Hi Bjane
Well done on the walking, it really does help to get out into the countryside and have a healthy walk.
I have spent most of today at my allotment. Pruning and clearing a rose garden (I have flower area’s as well as veg). Keeping busy helps to keep me sane.
I have decided that if my garden has to be dug up because of the drains then so be it. It’s only a garden, I can re-vamp it again. It can be repaired. We are going through the worst time of our lives and nothing will seem as bad again.
Pat xxx
Just annoys me that it’s neighbours trees causing the damage which might cost me a lot of money.

Oh that is annoying, and we don’t need any more hassle on top of official stuff etc! Are the neighbours aware? Maybe they could pay half or at least chip in. You obviously know what you’re doing garden wise, And maybe a bit of a blank canvas could be something nice and challenging to get your teeth into. When you’ve stppped gnashing them that is! You’re right though nothing will ever seem or be as bad as this, if we can cope with it we’ll be invincible!

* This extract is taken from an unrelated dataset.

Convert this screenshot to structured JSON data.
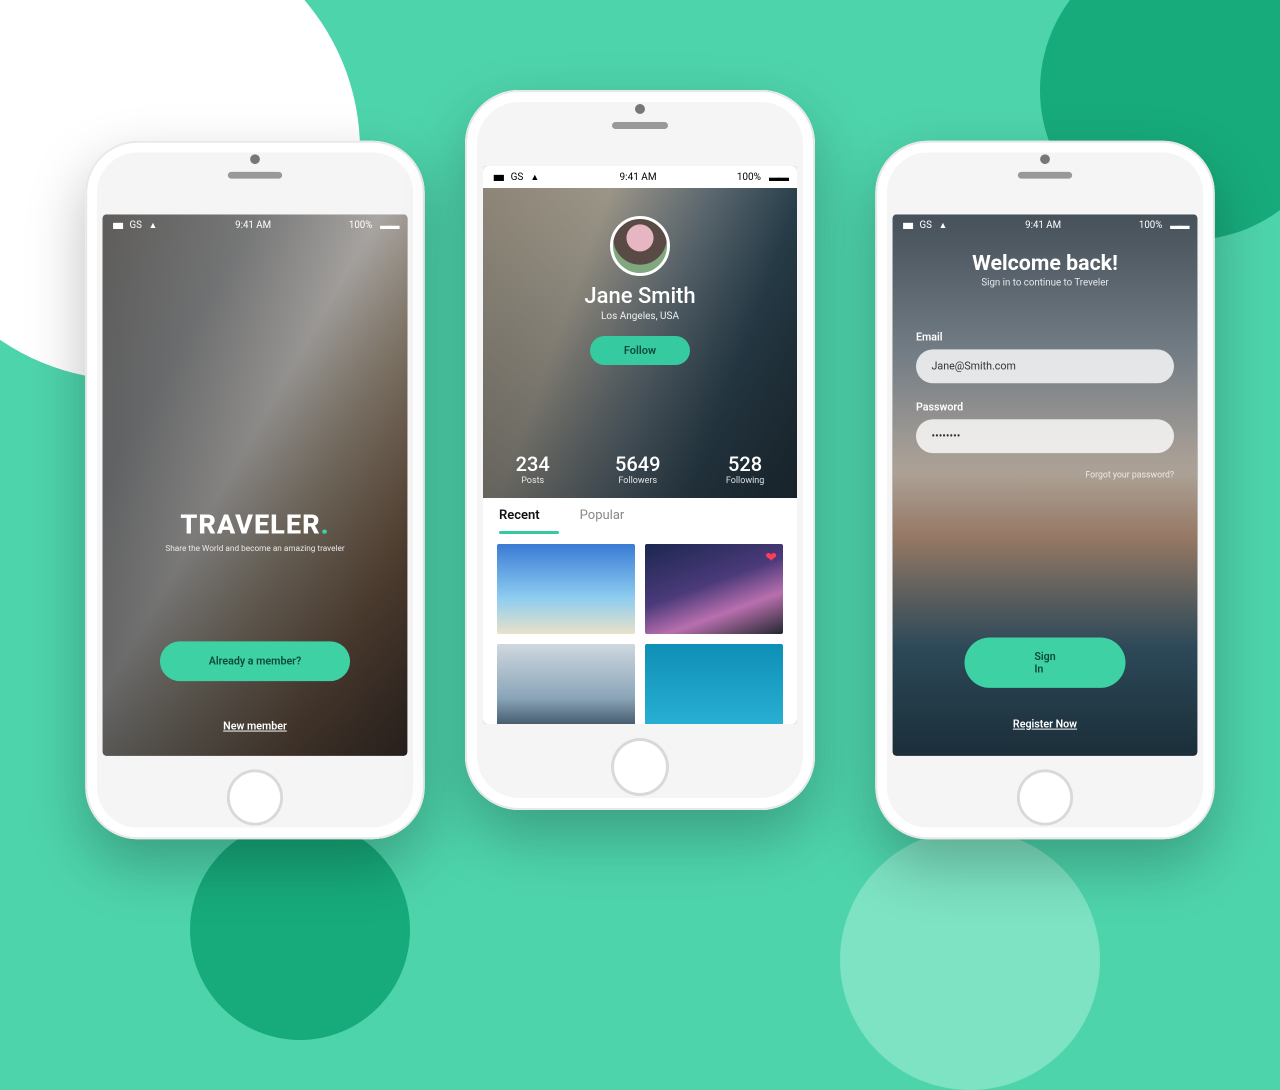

Sending love xxxx

Your so right, start again but such a shame, nice garden with established plants… No, neighbours don’t know as yet. I am hoping that some of the water from the blocked drains went through to their patio and they complain then I can tell them the reason and see what happens. Lots to look into and your so right I don’t need more hassle, who of us do.

It’s really good that people are discussing their experiences of counselling - thank you, it can help others so much.

I haven’t had bereavement counselling, but I have seen psychiatrists and counsellors on and off since I was a teenager, and like @Pattidot, I find that any counsellor I now see doesn’t tell me anything that I do not already know. However, I can still find them very beneficial. I saw a counsellor three years ago, everything he told me I already knew, but he really helped me. He was a guy in his 20s, and he was just so caring and full of so much sympathy and empathy, and that is what I needed at that time in my life - I was suffering in total silence, I couldn’t tell my parents as I didn’t want to stress them, so just to have someone who understood what I was going through was so helpful.

Even if we know what the counsellor tells us, it can still help, as sometimes we need reaffirmation to help us do something. I know I should take things a day at a time, but when someone else tells me that, and reaffirms it, it often makes me more focused on accomplishing it.

And as @bjane has written about her experience, sometimes counsellors can give you a new perspective of looking at things.

Unfortunately, counselling doesn’t always help people. As @Geoff999 wrote, he finds that talking about the past opens up wounds and is counterproductive. That can happen, and I am so sorry for him. You can also end up with someone you do not get on with - the last psychiatrist I saw wouldn’t listen, he had made up his mind on what was wrong with me within an hour, and what I needed to do. You can also end up in a situation where you just don’t feel a rapport, and so cannot discuss your feelings freely.

Counselling isn’t a panacea. I think sometimes some people think it is, and then end up depressed when they see it never helped as much as they wanted. But it can help, and if your goals are realistic regarding how much it will help, then you won’t end up disappointed. Statistically, you’re much more likely to benefit from counselling than you are not to. And if you do think it is making things worse, you can always stop it. That’s why I often ask people if they have considered counselling, because it is more likely to benefit them than harm them. @Jobar, it makes me very sad that almost a year on you still seem to be struggling so much. Maybe it is a good idea that you are considering counselling, and it can also help us on a subconscious level - when we take steps to try and improve our lives, it can make us subconsciously feel better that we are being productive, and give us some hope. When we’re stuck in the rut, with no progress being made, it can make us lose hope. Of course, taking those steps when we are unwell can be so difficult, as I know all too well. If you do decide to have counselling, Jobar, then helpfully it will help you, but if you don’t decide to have it now, that’s fine too.